Links and documents
Listed on the Canadian Register:
Statement of Significance
Description of Historic Place
The property known historically as Nam Sing Ranch is located approximately 6 km north of Quesnel, British Columbia. Part of the former ranch is now hay fields on land owned by the City of Quesnel as part of the Quesnel Airport, and part is now the Mufford Valley Ranch. The original Ranch property consisted of Cariboo District Lots 85 and 502.
The Nam Sing Ranch has historical, aesthetic, scientific, cultural and social value through its association with the important story of the miner, pioneer settler, farmer, rancher, entrepreneur and family patriarch Chew Nam Sing.
The Nam Sing Ranch is valued for its association with the very early settlement in the Cariboo region during the 1860s Cariboo Gold Rush, and with Chew Nam Sing, who was among the very first and most successful Chinese gold miners in the Cariboo.

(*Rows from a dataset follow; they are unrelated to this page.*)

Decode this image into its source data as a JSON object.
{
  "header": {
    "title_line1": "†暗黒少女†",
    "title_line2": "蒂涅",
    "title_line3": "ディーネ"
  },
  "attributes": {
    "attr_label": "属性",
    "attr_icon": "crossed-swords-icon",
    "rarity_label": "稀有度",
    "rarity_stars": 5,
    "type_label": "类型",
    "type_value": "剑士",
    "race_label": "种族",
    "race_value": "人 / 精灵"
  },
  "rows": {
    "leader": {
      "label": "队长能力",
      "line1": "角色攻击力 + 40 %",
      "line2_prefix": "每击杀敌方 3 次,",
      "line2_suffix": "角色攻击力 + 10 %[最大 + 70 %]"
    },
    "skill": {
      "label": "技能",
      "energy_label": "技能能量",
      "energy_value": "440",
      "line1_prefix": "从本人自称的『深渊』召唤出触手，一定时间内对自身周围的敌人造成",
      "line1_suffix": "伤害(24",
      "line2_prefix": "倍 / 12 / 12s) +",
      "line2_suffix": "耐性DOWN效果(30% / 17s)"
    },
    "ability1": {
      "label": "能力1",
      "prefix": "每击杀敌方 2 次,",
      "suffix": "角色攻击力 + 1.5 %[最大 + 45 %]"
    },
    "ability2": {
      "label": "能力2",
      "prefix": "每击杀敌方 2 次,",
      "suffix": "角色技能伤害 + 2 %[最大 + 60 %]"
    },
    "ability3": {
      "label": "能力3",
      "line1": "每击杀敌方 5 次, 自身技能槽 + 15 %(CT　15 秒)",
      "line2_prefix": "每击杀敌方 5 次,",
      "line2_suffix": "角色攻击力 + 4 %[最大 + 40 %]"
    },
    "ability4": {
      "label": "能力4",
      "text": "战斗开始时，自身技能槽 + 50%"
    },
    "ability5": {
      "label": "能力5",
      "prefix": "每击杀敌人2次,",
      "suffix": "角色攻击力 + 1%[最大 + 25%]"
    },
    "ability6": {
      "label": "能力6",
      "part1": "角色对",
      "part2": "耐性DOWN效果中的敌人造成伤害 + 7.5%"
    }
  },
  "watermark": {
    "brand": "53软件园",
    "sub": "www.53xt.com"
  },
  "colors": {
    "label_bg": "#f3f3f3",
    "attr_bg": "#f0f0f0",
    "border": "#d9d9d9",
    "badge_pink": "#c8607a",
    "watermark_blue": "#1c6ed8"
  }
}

The Ranch also represents an early and successful agricultural enterprise, developed by one of the province's first Chinese Canadian families. Supplying produce for the booming populations of Quesnel and Barkerville, the historic Ranch is valued as one of the earliest examples of commercial market gardening in the province, an agricultural industry developed throughout the province with particular skill and entrepreneurial astuteness by Chinese immigrants.
Evidence of Chew Nam Sing's industry and success is seen in his mining, ranching and market gardening enterprises, but also in his freight business, which hauled produce to booming Quesnel and to the family's store in Barkerville during the Gold Rush and later. This enterprise constituted a significant contribution to the development of B.C., making the Nam Sing Ranch significant to the Chinese Canadian community across the province.
The spatial relationship between the Ranch lands and Barlow Creek, which flows out of 10-Mile Lake, provides a larger geographical context for the Ranch. The presence of the creek also made possible the creation of significant stretches of hand-dug irrigation ditches, seen today in remnants of the irrigation system devised by Chew Nam Sing through the diversion of Barlow Creek.
The remaining built and landscape features, including a residence, other buildings and structures related to the Nam Sing family, agricultural fields and remnants of the irrigation system are physical reminders of the Nam Sing Ranch and the people who lived and worked there. Also important is the continued use of the land for haymaking, which maintains the visual aesthetics of a working agricultural landscape.
The Ranch is culturally and socially significant for being in continuous use as a family-run ranch since Chew Nam Sing cleared the property for agricultural use. It continued to be run by Chew Nam Sing's family after his death in 1911 until it was sold in 1948.
Source: Province of British Columbia, Heritage Branch
Province of British Columbia
Heritage Conservation Act, s.18
Provincially Recognized Heritage Site (Recognized)
1911/01/01 to 1911/01/01
1948/01/01 to 1948/01/01
Theme - Category and Type
- Developing Economies
- Extraction and Production
- Peopling the Land
- Migration and Immigration
Function - Category and Type
- Food Supply
- Farm or Ranch
Architect / Designer
Location of Supporting Documentation
Province of British Columbia, Heritage Branch
Cross-Reference to Collection